## THE TASK
Once the pictures are removed, restate the data below word for word.

----------

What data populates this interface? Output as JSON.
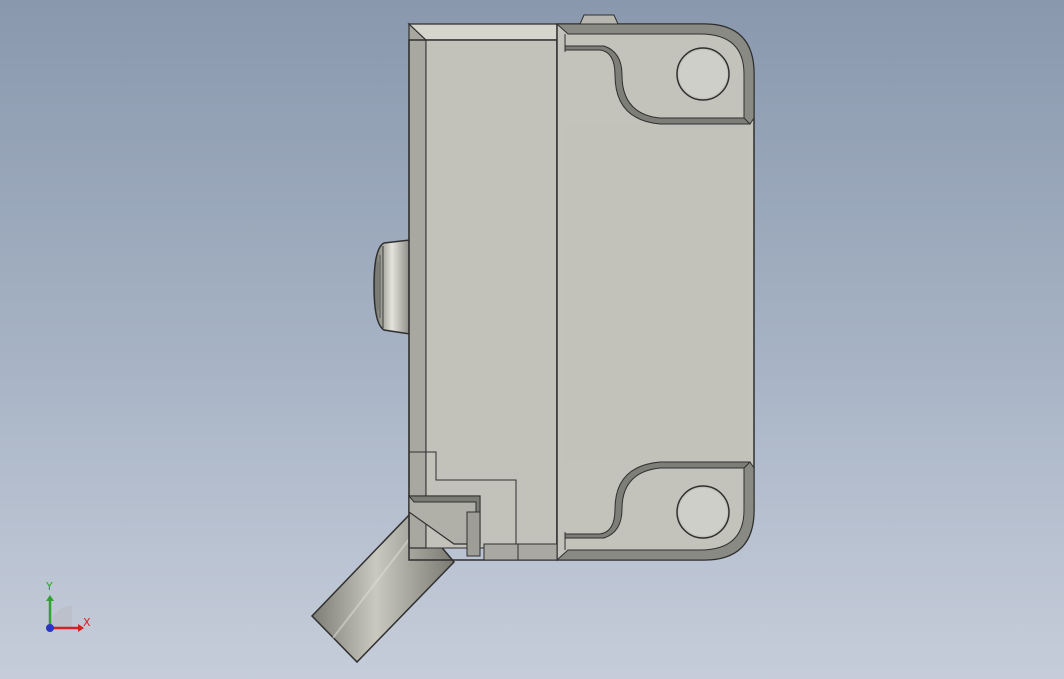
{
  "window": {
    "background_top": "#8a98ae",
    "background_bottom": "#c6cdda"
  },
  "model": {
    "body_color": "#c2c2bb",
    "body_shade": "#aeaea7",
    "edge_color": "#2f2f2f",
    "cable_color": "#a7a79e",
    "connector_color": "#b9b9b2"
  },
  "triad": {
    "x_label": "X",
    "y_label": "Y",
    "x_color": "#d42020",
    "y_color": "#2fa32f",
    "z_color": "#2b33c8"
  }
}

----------

## SOLVED PROBLEM
What data populates this interface? Output as JSON.
{
  "window": {
    "background_top": "#8a98ae",
    "background_bottom": "#c6cdda"
  },
  "model": {
    "body_color": "#c2c2bb",
    "body_shade": "#aeaea7",
    "edge_color": "#2f2f2f",
    "cable_color": "#a7a79e",
    "connector_color": "#b9b9b2"
  },
  "triad": {
    "x_label": "X",
    "y_label": "Y",
    "x_color": "#d42020",
    "y_color": "#2fa32f",
    "z_color": "#2b33c8"
  }
}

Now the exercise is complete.